(Action item) Every line below needs to be returned exactly as written.

(Information supplied)
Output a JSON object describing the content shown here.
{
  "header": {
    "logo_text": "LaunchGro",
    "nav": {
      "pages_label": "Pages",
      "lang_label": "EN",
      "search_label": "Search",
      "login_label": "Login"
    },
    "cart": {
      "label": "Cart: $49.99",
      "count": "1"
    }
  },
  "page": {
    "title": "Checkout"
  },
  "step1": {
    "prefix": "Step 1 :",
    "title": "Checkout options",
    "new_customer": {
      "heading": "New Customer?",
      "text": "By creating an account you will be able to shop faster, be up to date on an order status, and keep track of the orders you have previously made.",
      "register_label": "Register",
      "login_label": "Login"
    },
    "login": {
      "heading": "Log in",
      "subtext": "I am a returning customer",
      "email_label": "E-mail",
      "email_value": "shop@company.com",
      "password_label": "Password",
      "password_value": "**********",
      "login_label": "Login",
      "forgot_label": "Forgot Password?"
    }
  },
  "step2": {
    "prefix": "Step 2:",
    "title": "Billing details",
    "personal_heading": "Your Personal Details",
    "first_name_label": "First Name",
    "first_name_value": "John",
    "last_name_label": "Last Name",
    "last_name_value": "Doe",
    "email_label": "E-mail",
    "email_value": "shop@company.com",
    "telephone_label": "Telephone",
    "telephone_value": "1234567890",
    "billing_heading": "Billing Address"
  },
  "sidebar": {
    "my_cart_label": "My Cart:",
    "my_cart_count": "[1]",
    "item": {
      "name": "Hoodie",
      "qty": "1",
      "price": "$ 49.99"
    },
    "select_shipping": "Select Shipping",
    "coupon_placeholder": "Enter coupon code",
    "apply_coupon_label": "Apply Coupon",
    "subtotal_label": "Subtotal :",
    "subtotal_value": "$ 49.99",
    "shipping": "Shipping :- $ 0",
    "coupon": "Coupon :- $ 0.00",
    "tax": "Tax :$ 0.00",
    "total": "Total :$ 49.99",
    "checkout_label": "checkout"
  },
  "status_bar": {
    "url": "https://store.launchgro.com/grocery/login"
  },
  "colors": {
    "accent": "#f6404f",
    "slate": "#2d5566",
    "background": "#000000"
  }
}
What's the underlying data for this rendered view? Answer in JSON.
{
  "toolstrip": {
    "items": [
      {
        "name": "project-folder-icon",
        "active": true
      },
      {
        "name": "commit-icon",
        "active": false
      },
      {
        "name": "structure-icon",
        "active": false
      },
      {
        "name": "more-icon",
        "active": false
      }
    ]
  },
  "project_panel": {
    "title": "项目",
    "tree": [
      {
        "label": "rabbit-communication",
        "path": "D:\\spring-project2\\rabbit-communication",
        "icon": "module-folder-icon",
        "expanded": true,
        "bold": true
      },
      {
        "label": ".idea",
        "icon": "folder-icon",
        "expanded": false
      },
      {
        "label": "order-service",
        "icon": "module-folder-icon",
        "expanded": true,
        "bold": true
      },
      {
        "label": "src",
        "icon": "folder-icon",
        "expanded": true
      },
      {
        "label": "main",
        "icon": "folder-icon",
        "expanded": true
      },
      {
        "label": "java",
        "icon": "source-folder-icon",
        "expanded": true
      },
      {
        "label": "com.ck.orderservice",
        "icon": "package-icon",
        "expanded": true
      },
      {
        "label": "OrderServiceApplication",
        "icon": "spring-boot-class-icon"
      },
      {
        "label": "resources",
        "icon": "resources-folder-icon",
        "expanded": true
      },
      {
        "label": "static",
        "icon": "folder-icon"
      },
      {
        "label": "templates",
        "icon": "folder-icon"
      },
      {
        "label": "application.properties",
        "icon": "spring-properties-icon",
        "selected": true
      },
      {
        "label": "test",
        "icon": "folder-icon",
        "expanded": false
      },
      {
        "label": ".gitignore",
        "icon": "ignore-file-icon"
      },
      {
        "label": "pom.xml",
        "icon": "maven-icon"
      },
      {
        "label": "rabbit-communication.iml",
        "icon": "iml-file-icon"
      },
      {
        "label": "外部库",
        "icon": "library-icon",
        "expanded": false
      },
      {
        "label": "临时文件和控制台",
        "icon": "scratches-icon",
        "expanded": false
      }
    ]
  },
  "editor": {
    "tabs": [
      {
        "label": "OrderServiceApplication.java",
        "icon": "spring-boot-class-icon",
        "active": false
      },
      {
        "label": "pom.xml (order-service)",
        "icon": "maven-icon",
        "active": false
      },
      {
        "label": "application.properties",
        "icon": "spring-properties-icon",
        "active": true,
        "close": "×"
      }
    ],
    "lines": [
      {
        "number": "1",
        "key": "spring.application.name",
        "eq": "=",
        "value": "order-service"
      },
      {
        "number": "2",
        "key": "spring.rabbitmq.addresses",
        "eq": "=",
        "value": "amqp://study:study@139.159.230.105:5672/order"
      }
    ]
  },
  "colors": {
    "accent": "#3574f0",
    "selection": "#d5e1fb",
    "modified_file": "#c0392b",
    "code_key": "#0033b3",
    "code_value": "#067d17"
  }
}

(Task answer)
Output a JSON object describing the content shown here.
{
  "header": {
    "logo_text": "LaunchGro",
    "nav": {
      "pages_label": "Pages",
      "lang_label": "EN",
      "search_label": "Search",
      "login_label": "Login"
    },
    "cart": {
      "label": "Cart: $49.99",
      "count": "1"
    }
  },
  "page": {
    "title": "Checkout"
  },
  "step1": {
    "prefix": "Step 1 :",
    "title": "Checkout options",
    "new_customer": {
      "heading": "New Customer?",
      "text": "By creating an account you will be able to shop faster, be up to date on an order status, and keep track of the orders you have previously made.",
      "register_label": "Register",
      "login_label": "Login"
    },
    "login": {
      "heading": "Log in",
      "subtext": "I am a returning customer",
      "email_label": "E-mail",
      "email_value": "shop@company.com",
      "password_label": "Password",
      "password_value": "**********",
      "login_label": "Login",
      "forgot_label": "Forgot Password?"
    }
  },
  "step2": {
    "prefix": "Step 2:",
    "title": "Billing details",
    "personal_heading": "Your Personal Details",
    "first_name_label": "First Name",
    "first_name_value": "John",
    "last_name_label": "Last Name",
    "last_name_value": "Doe",
    "email_label": "E-mail",
    "email_value": "shop@company.com",
    "telephone_label": "Telephone",
    "telephone_value": "1234567890",
    "billing_heading": "Billing Address"
  },
  "sidebar": {
    "my_cart_label": "My Cart:",
    "my_cart_count": "[1]",
    "item": {
      "name": "Hoodie",
      "qty": "1",
      "price": "$ 49.99"
    },
    "select_shipping": "Select Shipping",
    "coupon_placeholder": "Enter coupon code",
    "apply_coupon_label": "Apply Coupon",
    "subtotal_label": "Subtotal :",
    "subtotal_value": "$ 49.99",
    "shipping": "Shipping :- $ 0",
    "coupon": "Coupon :- $ 0.00",
    "tax": "Tax :$ 0.00",
    "total": "Total :$ 49.99",
    "checkout_label": "checkout"
  },
  "status_bar": {
    "url": "https://store.launchgro.com/grocery/login"
  },
  "colors": {
    "accent": "#f6404f",
    "slate": "#2d5566",
    "background": "#000000"
  }
}
What's the underlying data for this rendered view? Answer in JSON.
{
  "toolstrip": {
    "items": [
      {
        "name": "project-folder-icon",
        "active": true
      },
      {
        "name": "commit-icon",
        "active": false
      },
      {
        "name": "structure-icon",
        "active": false
      },
      {
        "name": "more-icon",
        "active": false
      }
    ]
  },
  "project_panel": {
    "title": "项目",
    "tree": [
      {
        "label": "rabbit-communication",
        "path": "D:\\spring-project2\\rabbit-communication",
        "icon": "module-folder-icon",
        "expanded": true,
        "bold": true
      },
      {
        "label": ".idea",
        "icon": "folder-icon",
        "expanded": false
      },
      {
        "label": "order-service",
        "icon": "module-folder-icon",
        "expanded": true,
        "bold": true
      },
      {
        "label": "src",
        "icon": "folder-icon",
        "expanded": true
      },
      {
        "label": "main",
        "icon": "folder-icon",
        "expanded": true
      },
      {
        "label": "java",
        "icon": "source-folder-icon",
        "expanded": true
      },
      {
        "label": "com.ck.orderservice",
        "icon": "package-icon",
        "expanded": true
      },
      {
        "label": "OrderServiceApplication",
        "icon": "spring-boot-class-icon"
      },
      {
        "label": "resources",
        "icon": "resources-folder-icon",
        "expanded": true
      },
      {
        "label": "static",
        "icon": "folder-icon"
      },
      {
        "label": "templates",
        "icon": "folder-icon"
      },
      {
        "label": "application.properties",
        "icon": "spring-properties-icon",
        "selected": true
      },
      {
        "label": "test",
        "icon": "folder-icon",
        "expanded": false
      },
      {
        "label": ".gitignore",
        "icon": "ignore-file-icon"
      },
      {
        "label": "pom.xml",
        "icon": "maven-icon"
      },
      {
        "label": "rabbit-communication.iml",
        "icon": "iml-file-icon"
      },
      {
        "label": "外部库",
        "icon": "library-icon",
        "expanded": false
      },
      {
        "label": "临时文件和控制台",
        "icon": "scratches-icon",
        "expanded": false
      }
    ]
  },
  "editor": {
    "tabs": [
      {
        "label": "OrderServiceApplication.java",
        "icon": "spring-boot-class-icon",
        "active": false
      },
      {
        "label": "pom.xml (order-service)",
        "icon": "maven-icon",
        "active": false
      },
      {
        "label": "application.properties",
        "icon": "spring-properties-icon",
        "active": true,
        "close": "×"
      }
    ],
    "lines": [
      {
        "number": "1",
        "key": "spring.application.name",
        "eq": "=",
        "value": "order-service"
      },
      {
        "number": "2",
        "key": "spring.rabbitmq.addresses",
        "eq": "=",
        "value": "amqp://study:study@139.159.230.105:5672/order"
      }
    ]
  },
  "colors": {
    "accent": "#3574f0",
    "selection": "#d5e1fb",
    "modified_file": "#c0392b",
    "code_key": "#0033b3",
    "code_value": "#067d17"
  }
}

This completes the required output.